By Dan Chiasson
It is impossible to state just how in love I am
with my own body, the white snows of me,
the sudden involutions and crevasses of me,
my muscles tensed or slack in anger or fear.
This is why, wherever I go, I am in Lincoln's dream.
A sentry stands by, the stairway is eerily lit,
light is a little milk splash on people's faces,
the faces of my Cabinet, grotesque and funny masks.
Who is dead in the White House? I demand. Who's not?
answers a soldier, pointing to a shrouded head
on my own body, encased like a gangly insect
on the catafalque, and the loud sobs wake me up.
Reader, when you caress yourself in the morning,
amazed that you are made the way you are,
sure that yours is the finest body of all,
remember, you are Lincoln having Lincoln's dream.
The kids' first official day of spring break was not a very exciting one for them. We went to the dentist so older son could have partial veneers put on his front teeth, where the enamel didn't form correctly on the lower part so they looked too skinny. Then we went to Bagel City for lunch, since we were already in Rockville and since we were out of lox spread and bagels at home. I had to fold laundry when we got home and older son, who has been rereading Douglas Adams, wanted to watch The Hitchhiker's Guide to the Galaxy, so we did that...I know the movie is not the book, but I still love it a lot.

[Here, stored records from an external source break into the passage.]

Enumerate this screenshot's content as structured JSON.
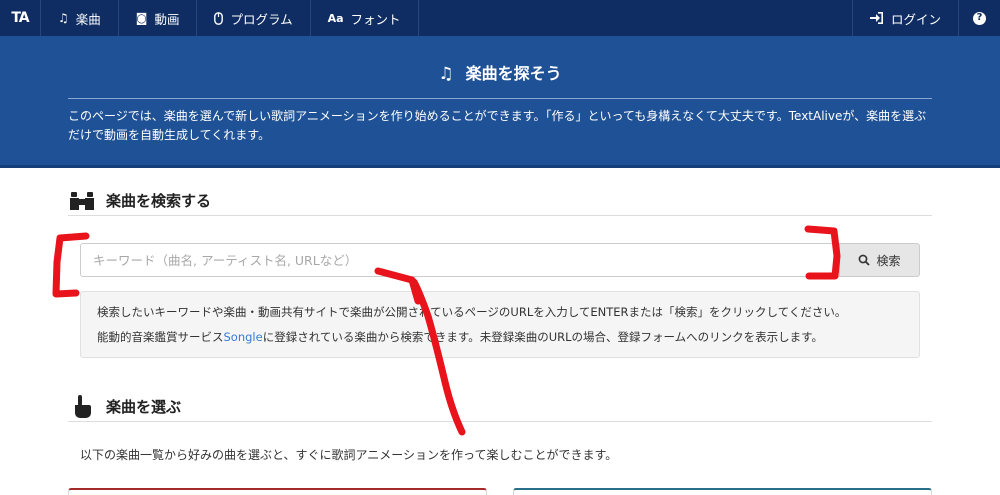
{
  "nav": {
    "logo": "TA",
    "items": [
      {
        "icon": "music-note-icon",
        "glyph": "♫",
        "label": "楽曲"
      },
      {
        "icon": "camera-icon",
        "glyph": "◙",
        "label": "動画"
      },
      {
        "icon": "mouse-icon",
        "glyph": "🖱",
        "label": "プログラム"
      },
      {
        "icon": "font-icon",
        "glyph": "Aa",
        "label": "フォント"
      }
    ],
    "login_label": "ログイン",
    "help_glyph": "?"
  },
  "hero": {
    "title": "楽曲を探そう",
    "description": "このページでは、楽曲を選んで新しい歌詞アニメーションを作り始めることができます。「作る」といっても身構えなくて大丈夫です。TextAliveが、楽曲を選ぶだけで動画を自動生成してくれます。"
  },
  "search_section": {
    "heading": "楽曲を検索する",
    "placeholder": "キーワード（曲名, アーティスト名, URLなど）",
    "button_label": "検索",
    "info_line1": "検索したいキーワードや楽曲・動画共有サイトで楽曲が公開されているページのURLを入力してENTERまたは「検索」をクリックしてください。",
    "info_line2_before": "能動的音楽鑑賞サービス",
    "info_line2_link": "Songle",
    "info_line2_after": "に登録されている楽曲から検索できます。未登録楽曲のURLの場合、登録フォームへのリンクを表示します。"
  },
  "pick_section": {
    "heading": "楽曲を選ぶ",
    "description": "以下の楽曲一覧から好みの曲を選ぶと、すぐに歌詞アニメーションを作って楽しむことができます。"
  },
  "annotation_color": "#e8131b",
  "colors": {
    "nav_bg": "#0f2d63",
    "hero_bg": "#1f5196",
    "link": "#3a7bd5"
  }
}
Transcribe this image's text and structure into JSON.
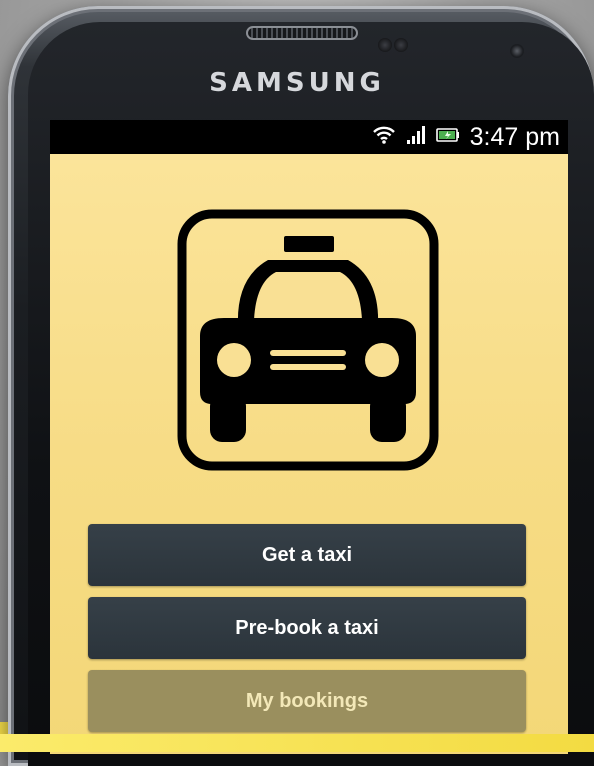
{
  "device": {
    "brand": "SAMSUNG"
  },
  "status_bar": {
    "time": "3:47 pm",
    "icons": [
      "wifi-icon",
      "signal-icon",
      "battery-icon"
    ]
  },
  "app": {
    "logo_icon": "taxi-icon",
    "buttons": {
      "get_taxi": "Get a taxi",
      "prebook_taxi": "Pre-book a taxi",
      "my_bookings": "My bookings"
    }
  },
  "colors": {
    "screen_bg": "#f7dc86",
    "button_dark": "#2f383f",
    "button_muted": "#9a8f5e",
    "logo": "#000000"
  }
}
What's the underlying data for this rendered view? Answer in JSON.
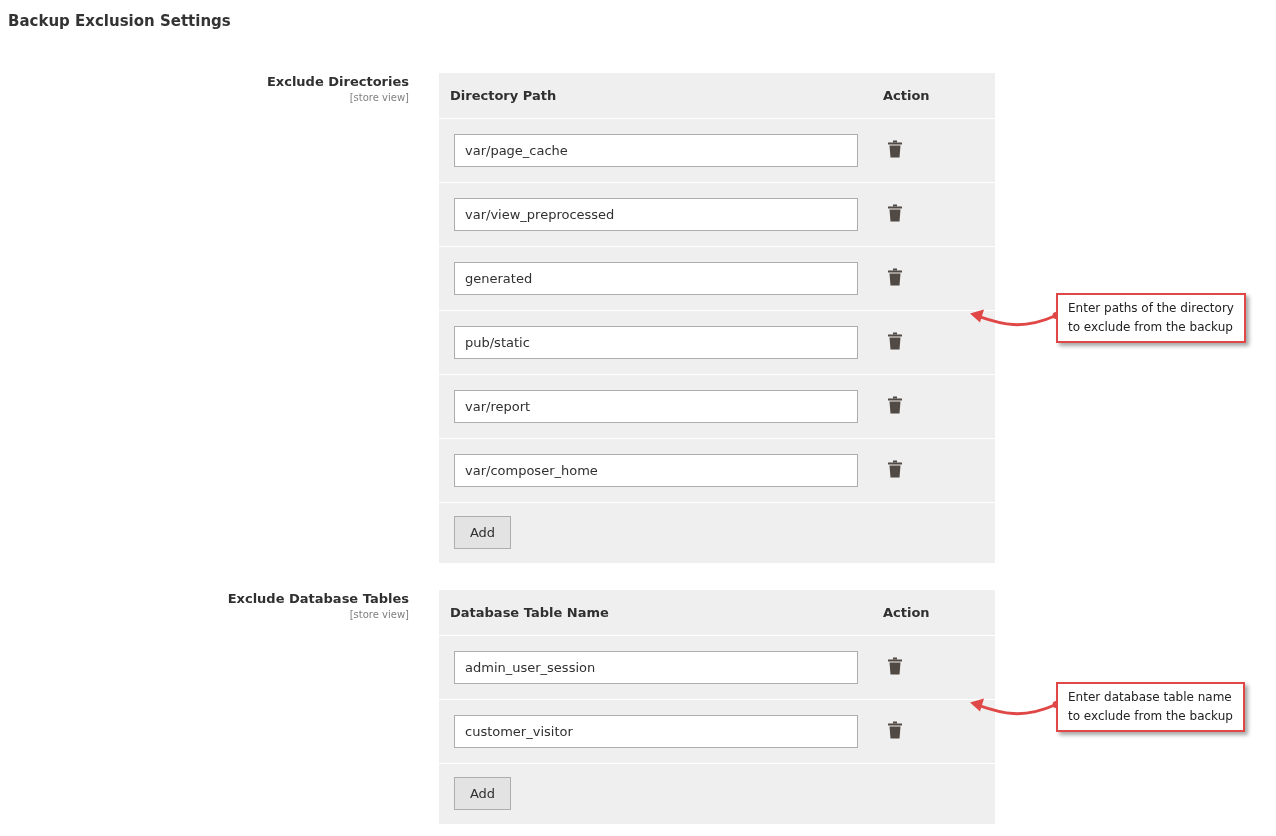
{
  "title": "Backup Exclusion Settings",
  "sections": [
    {
      "label": "Exclude Directories",
      "scope": "[store view]",
      "columns": [
        "Directory Path",
        "Action"
      ],
      "rows": [
        {
          "value": "var/page_cache"
        },
        {
          "value": "var/view_preprocessed"
        },
        {
          "value": "generated"
        },
        {
          "value": "pub/static"
        },
        {
          "value": "var/report"
        },
        {
          "value": "var/composer_home"
        }
      ],
      "add_button": "Add",
      "callout": [
        "Enter paths of the directory",
        "to exclude from the backup"
      ]
    },
    {
      "label": "Exclude Database Tables",
      "scope": "[store view]",
      "columns": [
        "Database Table Name",
        "Action"
      ],
      "rows": [
        {
          "value": "admin_user_session"
        },
        {
          "value": "customer_visitor"
        }
      ],
      "add_button": "Add",
      "callout": [
        "Enter database table name",
        "to exclude from the backup"
      ]
    }
  ]
}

We had dinner for apaulled's birthday with my parents; my mother made chicken parmesan for him and got a white chocolate birthday cake, and the kids and I got him Steely Dan's Katy Lied, the DVD of Eric Clapton's Crossroads Guitar Festival and Michael Swanwick's fantasy novel The Dragons of Babel, all of which we knew he wanted. Came home and watched New Amsterdam which I liked a lot better than last week -- both the John-as-alcoholic story, particularly getting to see why he became so close with young Omar, and the potential breakup with the increasingly annoying doctor though sadly it doesn't look from the previews like that's going to last. I'm still not much liking the detective story of the week...I wish he'd go back to being a lawyer or furniture maker or musician or something else!
This foundry produced over a thousand artillery pieces during the war. Several different kinds of cannon are displayed at the site.
Though well-guarded during the burning of Richmond, the iron works still shows some signs of a fire from the 1950s.
Now the interior of the Pattern Building houses Richmond National Battlefield Park, which has interactive displays on the fighting within and around the city.
The iron works also produced steam locomotives for the railroad as well as spikes and track, plus the iron plating for the CSS Virginia.
These are the remains of the spike mill. After leaving this site in the 1950s for Chesterfield County, Tredegar kept producing spikes through the 1980s.
Now the property offers lovely views of downtown Richmond and large grassy fields out back for kids to run around.
Belated thefridayfive: Politics
1. Did you vote in your most recent applicable election? Yes. I've never missed an election.
2. Have you ever protested or attended a march? Several times, though not as many as I should have, since I live near enough to Washington, DC to go to many.
3. What political issue is the most important to you? The rights of the individual (to privacy, freedom from censorship, reproductive choice, freedom to love and create families according to one's own values, etc.).
4. Are you a member of a party in your country? If so, which? I'm a Democrat, as I expect that everyone who reads this journal has figured out.
5. Do you ever plan to run for office? No.
fridayfiver: I promise you I'll show you
1. Are you a people watcher? Yes.
2. Who do you hang out with? My family and very good friends. I don't have a lot of patience for hanging out with people just to say I hung out with people.
3. Did you work hard this week? During the days when my husband was out of town, yes. Friday was totally for fun.
4. How do you show a date a good time? You'd have to ask dementordelta. *g*
5. What's your favorite rule to break? The Puritan work ethic.
fannish5: What are the five best uses of religion/religious beliefs in canon?
1. The Prophets in Deep Space Nine's Bajor, balancing science and faith, in perfect keeping with Clarke's third law, "Any sufficiently advanced technology is indistinguishable from magic."
2. The Cylons in Battlestar Galactica, the thing that keeps me watching even though I really don't like most of the characters: did this race kill its creators? What did D'Anna see?
3. Eli in Xena: Warrior Princess's version of the Jesus story, clumsily done at times but brave and moving in its attempt to wrestle with the question of what the events of the New Testament would look like from a woman's point of view.
4. Scully's Catholicism in The X-Files, where they did some stupid stuff with angels but overall managed to keep open the possibility that she wouldn't remain a skeptic because she had a place for the inexplicable in her life.
5. The Luggage in Joe vs. the Volcano, a movie that admittedly ridicules religion (the Waponis who speak Yiddish and practice sacrifice to a volcano) yet at the same time is completely tuned in to the spirituality of life and the fact that your baggage not only goes with you, it sometimes keeps you afloat.